Is the trough half full or half empty? A team of British scientists who studied 36 pigs found pessimistic pigs were much more influenced by their environment when making a decision than optimistic pigs. The optimistic pigs could live in the most basic conditions and were still curious about an unknown substance that suddenly appeared, without external enticement. On the other hand, pessimistic pigs thought it was something "bad tasting" if they lived in primitive conditions and were more encouraged it was something "good tasting," if they were living in deluxe conditions. Bottom line: Mood plays a key role in the pessimistic pigs' new experiences but not so much for their optimistic brethren. Taking a cue from the optimistic pigs, community banks may be seeing more business come from the healthcare sector.
While millennials seem to dominate the headlines and are a major focus of marketers these days, it is baby boomers that may well have the biggest impact on the federal US deficit over the next few decades. Baby boomers are a group of roughly 75mm members, second only to millennials in size. As baby boomers begin moving towards old age, the healthcare industry is bracing for a major increase in overall demand for medical services, as well as a major jump in the need for specialized care. These are great areas of growth for the same businesses that many community banks already serve.
Between the overall size of the baby boomer generation, its combined wealth and its general expectation for a high quality of life, healthcare spending among members of this group is expected to soar well beyond the 17.5% of the GDP that healthcare spending accounted for in 2014. In fact, according to the IMF, the global healthcare sector is expected to experience 6% growth over the next 10Ys. Given this reality, healthcare is one area that could potentially help community banks boost revenues on a long-term basis.

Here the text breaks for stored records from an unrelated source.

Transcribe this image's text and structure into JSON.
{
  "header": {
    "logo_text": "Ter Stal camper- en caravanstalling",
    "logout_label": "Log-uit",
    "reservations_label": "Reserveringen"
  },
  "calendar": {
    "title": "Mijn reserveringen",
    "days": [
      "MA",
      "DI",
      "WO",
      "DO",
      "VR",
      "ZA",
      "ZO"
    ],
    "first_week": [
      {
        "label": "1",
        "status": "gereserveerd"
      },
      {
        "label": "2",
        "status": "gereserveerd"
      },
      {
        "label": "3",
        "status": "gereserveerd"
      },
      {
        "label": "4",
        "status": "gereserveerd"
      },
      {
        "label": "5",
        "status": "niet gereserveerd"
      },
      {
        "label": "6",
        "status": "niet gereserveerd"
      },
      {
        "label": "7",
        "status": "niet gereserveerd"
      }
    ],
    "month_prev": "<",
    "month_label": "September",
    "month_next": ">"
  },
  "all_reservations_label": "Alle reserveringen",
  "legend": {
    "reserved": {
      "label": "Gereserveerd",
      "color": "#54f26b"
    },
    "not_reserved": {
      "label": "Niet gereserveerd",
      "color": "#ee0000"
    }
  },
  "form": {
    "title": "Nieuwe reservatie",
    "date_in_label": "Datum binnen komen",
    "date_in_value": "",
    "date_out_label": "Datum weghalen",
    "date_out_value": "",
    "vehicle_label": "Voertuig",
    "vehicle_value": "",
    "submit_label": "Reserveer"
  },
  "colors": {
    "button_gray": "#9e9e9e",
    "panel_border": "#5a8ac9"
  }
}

Given healthcare providers and businesses ranging from medical supply companies to hospitals are expected to experience significantly heightened demand, many of these organizations will need loans to expand and meet that demand. Additionally, given the intricate web of service providers and insurers involved in providing healthcare services, payment services is another area of business that community banks can tap to boost the bottom line.

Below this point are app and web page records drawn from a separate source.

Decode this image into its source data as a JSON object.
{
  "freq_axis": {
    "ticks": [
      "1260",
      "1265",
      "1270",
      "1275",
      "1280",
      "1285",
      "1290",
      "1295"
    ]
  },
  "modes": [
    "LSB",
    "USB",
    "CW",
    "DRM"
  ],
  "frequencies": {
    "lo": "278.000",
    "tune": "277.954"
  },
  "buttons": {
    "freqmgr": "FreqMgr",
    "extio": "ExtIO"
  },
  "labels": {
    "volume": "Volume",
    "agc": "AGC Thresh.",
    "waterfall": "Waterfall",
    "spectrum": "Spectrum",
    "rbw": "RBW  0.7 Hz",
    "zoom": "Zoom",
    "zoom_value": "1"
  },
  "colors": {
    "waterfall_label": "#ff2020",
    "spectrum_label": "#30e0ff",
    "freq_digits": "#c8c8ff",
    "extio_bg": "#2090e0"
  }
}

Of course, given the myriad of regulations governing the industry and ongoing changes due to legislation, it goes without saying that community banks should also take the time to develop a firm understanding of the issues unique to the industry. One way to do this is to recruit banking professionals with experience in the sector before diving into healthcare lending perhaps. It is also important to know which businesses within the sector are legitimately poised for long-term growth, and which may have more limited expansion prospects.

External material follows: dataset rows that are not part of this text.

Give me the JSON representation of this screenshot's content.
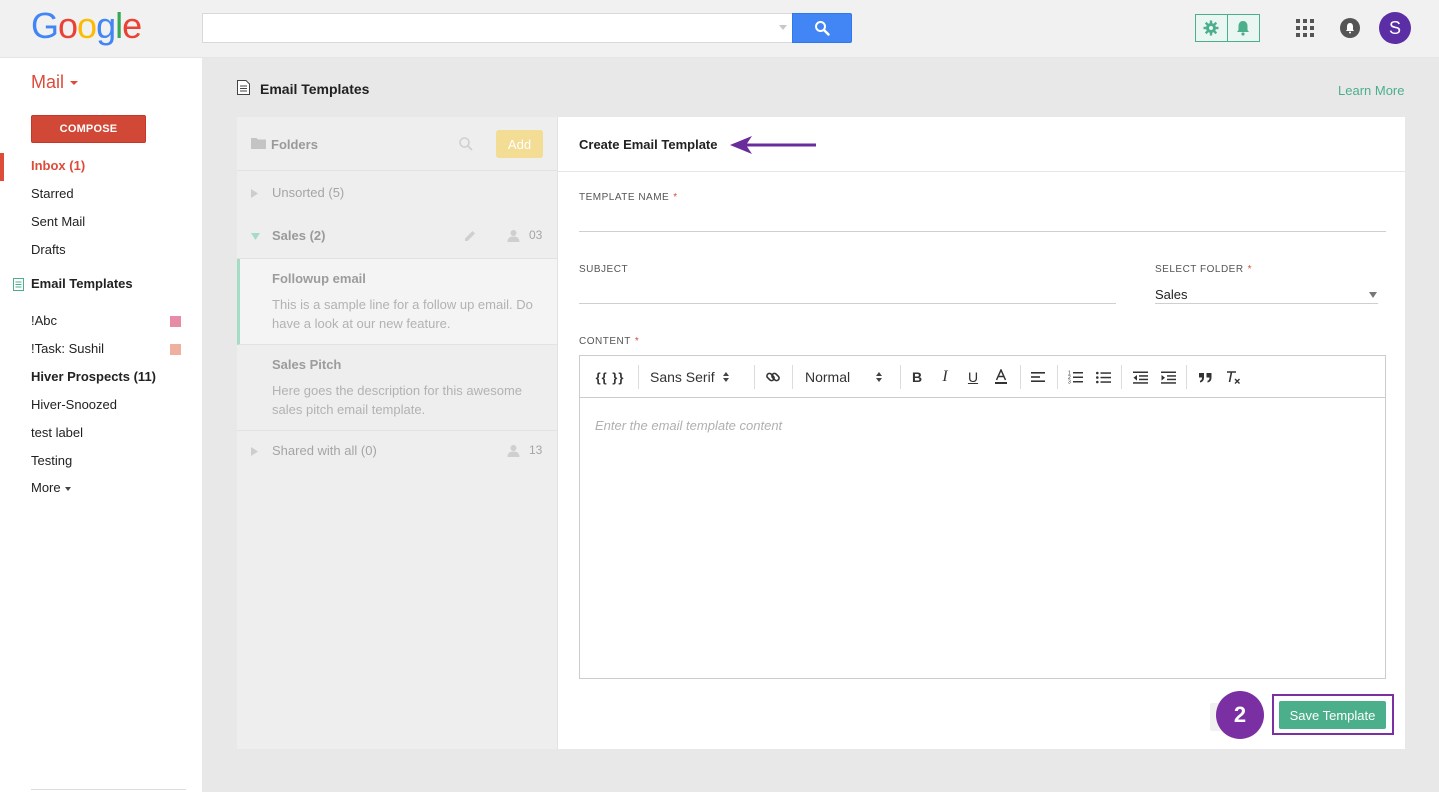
{
  "google_logo": {
    "letters": [
      {
        "char": "G",
        "color": "#4285f4"
      },
      {
        "char": "o",
        "color": "#ea4335"
      },
      {
        "char": "o",
        "color": "#fbbc05"
      },
      {
        "char": "g",
        "color": "#4285f4"
      },
      {
        "char": "l",
        "color": "#34a853"
      },
      {
        "char": "e",
        "color": "#ea4335"
      }
    ]
  },
  "header": {
    "search_value": "",
    "search_icon": "search-icon",
    "hiver_icons": [
      "gear-icon",
      "bell-icon"
    ],
    "avatar_initial": "S",
    "avatar_color": "#5b2ea6"
  },
  "sidebar": {
    "mail_label": "Mail",
    "compose_label": "COMPOSE",
    "nav": {
      "inbox": "Inbox (1)",
      "starred": "Starred",
      "sent": "Sent Mail",
      "drafts": "Drafts",
      "email_templates": "Email Templates"
    },
    "labels": {
      "abc": "!Abc",
      "task_sushil": "!Task: Sushil",
      "hiver_prospects": "Hiver Prospects (11)",
      "hiver_snoozed": "Hiver-Snoozed",
      "test_label": "test label",
      "testing": "Testing",
      "more": "More"
    },
    "label_colors": {
      "abc": "#e88ba6",
      "task_sushil": "#f0b0a0"
    }
  },
  "main": {
    "page_title": "Email Templates",
    "learn_more": "Learn More",
    "folders_panel": {
      "title": "Folders",
      "add_label": "Add",
      "unsorted": "Unsorted (5)",
      "sales": "Sales (2)",
      "sales_count": "03",
      "templates": [
        {
          "name": "Followup email",
          "desc": "This is a sample line for a follow up email. Do have a look at our new feature."
        },
        {
          "name": "Sales Pitch",
          "desc": "Here goes the description for this awesome sales pitch email template."
        }
      ],
      "shared": "Shared with all (0)",
      "shared_count": "13"
    },
    "create_panel": {
      "title": "Create Email Template",
      "template_name_label": "TEMPLATE NAME",
      "template_name_value": "",
      "subject_label": "SUBJECT",
      "subject_value": "",
      "select_folder_label": "SELECT FOLDER",
      "select_folder_value": "Sales",
      "content_label": "CONTENT",
      "required_mark": "*",
      "toolbar": {
        "placeholder_btn": "{{ }}",
        "font": "Sans Serif",
        "size": "Normal"
      },
      "content_placeholder": "Enter the email template content",
      "step_number": "2",
      "save_label": "Save Template"
    }
  },
  "colors": {
    "accent_green": "#4caf8c",
    "annotation_purple": "#7a2fa3",
    "gmail_red": "#dd4b39",
    "search_blue": "#4285f4"
  }
}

Not knowing exactly how the healthcare sector changes will all play out, we suggest keeping in touch with your local healthcare businesses and asking tons of questions. In so doing, you will likely remain optimistic vs. pessimistic and so won't have to wait for pigs to fly to reap the benefits of expanding your lending activities further into healthcare.